- _TASK GOAL_
Repeat every record exactly.

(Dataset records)

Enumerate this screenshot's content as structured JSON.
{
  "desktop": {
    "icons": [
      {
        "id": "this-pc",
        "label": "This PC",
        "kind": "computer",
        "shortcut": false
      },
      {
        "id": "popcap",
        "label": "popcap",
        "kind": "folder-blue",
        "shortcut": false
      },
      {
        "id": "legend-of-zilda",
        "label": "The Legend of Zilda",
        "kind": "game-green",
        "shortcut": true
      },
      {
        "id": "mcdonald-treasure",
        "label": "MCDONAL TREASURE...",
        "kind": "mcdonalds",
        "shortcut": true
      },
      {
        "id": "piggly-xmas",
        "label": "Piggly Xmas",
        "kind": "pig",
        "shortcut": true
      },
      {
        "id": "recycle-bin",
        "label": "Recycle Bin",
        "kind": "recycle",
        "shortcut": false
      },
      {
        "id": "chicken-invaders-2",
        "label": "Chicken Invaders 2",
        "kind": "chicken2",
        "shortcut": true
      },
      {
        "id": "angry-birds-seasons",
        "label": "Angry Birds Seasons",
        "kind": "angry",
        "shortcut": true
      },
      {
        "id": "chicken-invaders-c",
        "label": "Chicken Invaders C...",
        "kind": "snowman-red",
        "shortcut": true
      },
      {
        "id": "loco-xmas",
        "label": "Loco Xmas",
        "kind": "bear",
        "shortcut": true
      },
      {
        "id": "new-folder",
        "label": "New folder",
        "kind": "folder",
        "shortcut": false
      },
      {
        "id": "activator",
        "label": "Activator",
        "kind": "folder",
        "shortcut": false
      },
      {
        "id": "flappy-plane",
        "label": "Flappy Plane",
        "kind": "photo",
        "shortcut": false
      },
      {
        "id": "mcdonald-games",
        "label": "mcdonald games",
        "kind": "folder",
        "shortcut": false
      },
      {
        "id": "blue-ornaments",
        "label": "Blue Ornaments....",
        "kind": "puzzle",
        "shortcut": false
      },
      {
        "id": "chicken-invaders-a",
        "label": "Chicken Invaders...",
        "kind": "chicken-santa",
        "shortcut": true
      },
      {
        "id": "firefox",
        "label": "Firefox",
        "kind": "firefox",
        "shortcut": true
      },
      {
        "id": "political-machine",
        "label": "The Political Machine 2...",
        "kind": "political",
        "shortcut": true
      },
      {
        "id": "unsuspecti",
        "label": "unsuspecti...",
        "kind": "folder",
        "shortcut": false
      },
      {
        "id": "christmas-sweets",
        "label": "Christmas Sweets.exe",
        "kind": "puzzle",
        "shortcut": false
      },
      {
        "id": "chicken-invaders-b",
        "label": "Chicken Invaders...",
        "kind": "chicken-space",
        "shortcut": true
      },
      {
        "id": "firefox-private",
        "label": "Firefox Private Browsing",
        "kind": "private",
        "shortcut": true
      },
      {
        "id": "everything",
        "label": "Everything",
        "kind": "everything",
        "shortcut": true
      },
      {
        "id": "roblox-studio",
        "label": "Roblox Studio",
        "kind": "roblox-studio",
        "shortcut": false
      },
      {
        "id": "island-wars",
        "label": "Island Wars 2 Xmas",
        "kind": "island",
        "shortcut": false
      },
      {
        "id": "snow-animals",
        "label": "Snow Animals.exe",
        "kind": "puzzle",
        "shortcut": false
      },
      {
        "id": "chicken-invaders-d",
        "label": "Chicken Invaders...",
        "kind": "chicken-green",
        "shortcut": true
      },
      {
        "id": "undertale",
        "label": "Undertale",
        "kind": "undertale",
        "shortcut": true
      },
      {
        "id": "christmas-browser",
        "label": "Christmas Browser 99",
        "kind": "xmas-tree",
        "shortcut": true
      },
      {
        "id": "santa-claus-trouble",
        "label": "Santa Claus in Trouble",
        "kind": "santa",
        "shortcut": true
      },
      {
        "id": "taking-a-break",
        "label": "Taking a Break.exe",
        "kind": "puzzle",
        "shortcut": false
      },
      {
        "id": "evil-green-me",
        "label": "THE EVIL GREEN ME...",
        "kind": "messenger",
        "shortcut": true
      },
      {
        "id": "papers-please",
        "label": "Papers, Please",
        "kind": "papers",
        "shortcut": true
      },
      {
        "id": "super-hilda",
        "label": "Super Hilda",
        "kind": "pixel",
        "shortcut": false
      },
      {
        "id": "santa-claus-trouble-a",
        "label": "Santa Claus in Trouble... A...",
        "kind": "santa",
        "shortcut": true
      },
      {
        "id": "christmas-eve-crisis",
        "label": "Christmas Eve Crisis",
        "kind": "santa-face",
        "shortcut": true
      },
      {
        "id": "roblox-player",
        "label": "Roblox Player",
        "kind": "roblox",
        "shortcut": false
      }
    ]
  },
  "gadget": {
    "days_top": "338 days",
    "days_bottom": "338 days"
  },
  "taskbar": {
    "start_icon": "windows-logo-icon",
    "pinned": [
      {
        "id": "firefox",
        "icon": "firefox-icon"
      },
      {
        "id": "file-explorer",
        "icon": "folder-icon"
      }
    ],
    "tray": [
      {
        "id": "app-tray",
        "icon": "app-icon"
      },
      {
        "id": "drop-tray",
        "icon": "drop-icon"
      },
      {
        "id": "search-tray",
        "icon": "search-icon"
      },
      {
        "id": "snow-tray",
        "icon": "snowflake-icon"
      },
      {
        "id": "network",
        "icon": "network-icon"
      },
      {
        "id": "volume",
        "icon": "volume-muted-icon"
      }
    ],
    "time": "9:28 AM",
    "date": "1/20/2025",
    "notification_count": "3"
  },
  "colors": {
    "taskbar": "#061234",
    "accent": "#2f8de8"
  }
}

- _RESPONSE_
Enumerate this screenshot's content as structured JSON.
{
  "desktop": {
    "icons": [
      {
        "id": "this-pc",
        "label": "This PC",
        "kind": "computer",
        "shortcut": false
      },
      {
        "id": "popcap",
        "label": "popcap",
        "kind": "folder-blue",
        "shortcut": false
      },
      {
        "id": "legend-of-zilda",
        "label": "The Legend of Zilda",
        "kind": "game-green",
        "shortcut": true
      },
      {
        "id": "mcdonald-treasure",
        "label": "MCDONAL TREASURE...",
        "kind": "mcdonalds",
        "shortcut": true
      },
      {
        "id": "piggly-xmas",
        "label": "Piggly Xmas",
        "kind": "pig",
        "shortcut": true
      },
      {
        "id": "recycle-bin",
        "label": "Recycle Bin",
        "kind": "recycle",
        "shortcut": false
      },
      {
        "id": "chicken-invaders-2",
        "label": "Chicken Invaders 2",
        "kind": "chicken2",
        "shortcut": true
      },
      {
        "id": "angry-birds-seasons",
        "label": "Angry Birds Seasons",
        "kind": "angry",
        "shortcut": true
      },
      {
        "id": "chicken-invaders-c",
        "label": "Chicken Invaders C...",
        "kind": "snowman-red",
        "shortcut": true
      },
      {
        "id": "loco-xmas",
        "label": "Loco Xmas",
        "kind": "bear",
        "shortcut": true
      },
      {
        "id": "new-folder",
        "label": "New folder",
        "kind": "folder",
        "shortcut": false
      },
      {
        "id": "activator",
        "label": "Activator",
        "kind": "folder",
        "shortcut": false
      },
      {
        "id": "flappy-plane",
        "label": "Flappy Plane",
        "kind": "photo",
        "shortcut": false
      },
      {
        "id": "mcdonald-games",
        "label": "mcdonald games",
        "kind": "folder",
        "shortcut": false
      },
      {
        "id": "blue-ornaments",
        "label": "Blue Ornaments....",
        "kind": "puzzle",
        "shortcut": false
      },
      {
        "id": "chicken-invaders-a",
        "label": "Chicken Invaders...",
        "kind": "chicken-santa",
        "shortcut": true
      },
      {
        "id": "firefox",
        "label": "Firefox",
        "kind": "firefox",
        "shortcut": true
      },
      {
        "id": "political-machine",
        "label": "The Political Machine 2...",
        "kind": "political",
        "shortcut": true
      },
      {
        "id": "unsuspecti",
        "label": "unsuspecti...",
        "kind": "folder",
        "shortcut": false
      },
      {
        "id": "christmas-sweets",
        "label": "Christmas Sweets.exe",
        "kind": "puzzle",
        "shortcut": false
      },
      {
        "id": "chicken-invaders-b",
        "label": "Chicken Invaders...",
        "kind": "chicken-space",
        "shortcut": true
      },
      {
        "id": "firefox-private",
        "label": "Firefox Private Browsing",
        "kind": "private",
        "shortcut": true
      },
      {
        "id": "everything",
        "label": "Everything",
        "kind": "everything",
        "shortcut": true
      },
      {
        "id": "roblox-studio",
        "label": "Roblox Studio",
        "kind": "roblox-studio",
        "shortcut": false
      },
      {
        "id": "island-wars",
        "label": "Island Wars 2 Xmas",
        "kind": "island",
        "shortcut": false
      },
      {
        "id": "snow-animals",
        "label": "Snow Animals.exe",
        "kind": "puzzle",
        "shortcut": false
      },
      {
        "id": "chicken-invaders-d",
        "label": "Chicken Invaders...",
        "kind": "chicken-green",
        "shortcut": true
      },
      {
        "id": "undertale",
        "label": "Undertale",
        "kind": "undertale",
        "shortcut": true
      },
      {
        "id": "christmas-browser",
        "label": "Christmas Browser 99",
        "kind": "xmas-tree",
        "shortcut": true
      },
      {
        "id": "santa-claus-trouble",
        "label": "Santa Claus in Trouble",
        "kind": "santa",
        "shortcut": true
      },
      {
        "id": "taking-a-break",
        "label": "Taking a Break.exe",
        "kind": "puzzle",
        "shortcut": false
      },
      {
        "id": "evil-green-me",
        "label": "THE EVIL GREEN ME...",
        "kind": "messenger",
        "shortcut": true
      },
      {
        "id": "papers-please",
        "label": "Papers, Please",
        "kind": "papers",
        "shortcut": true
      },
      {
        "id": "super-hilda",
        "label": "Super Hilda",
        "kind": "pixel",
        "shortcut": false
      },
      {
        "id": "santa-claus-trouble-a",
        "label": "Santa Claus in Trouble... A...",
        "kind": "santa",
        "shortcut": true
      },
      {
        "id": "christmas-eve-crisis",
        "label": "Christmas Eve Crisis",
        "kind": "santa-face",
        "shortcut": true
      },
      {
        "id": "roblox-player",
        "label": "Roblox Player",
        "kind": "roblox",
        "shortcut": false
      }
    ]
  },
  "gadget": {
    "days_top": "338 days",
    "days_bottom": "338 days"
  },
  "taskbar": {
    "start_icon": "windows-logo-icon",
    "pinned": [
      {
        "id": "firefox",
        "icon": "firefox-icon"
      },
      {
        "id": "file-explorer",
        "icon": "folder-icon"
      }
    ],
    "tray": [
      {
        "id": "app-tray",
        "icon": "app-icon"
      },
      {
        "id": "drop-tray",
        "icon": "drop-icon"
      },
      {
        "id": "search-tray",
        "icon": "search-icon"
      },
      {
        "id": "snow-tray",
        "icon": "snowflake-icon"
      },
      {
        "id": "network",
        "icon": "network-icon"
      },
      {
        "id": "volume",
        "icon": "volume-muted-icon"
      }
    ],
    "time": "9:28 AM",
    "date": "1/20/2025",
    "notification_count": "3"
  },
  "colors": {
    "taskbar": "#061234",
    "accent": "#2f8de8"
  }
}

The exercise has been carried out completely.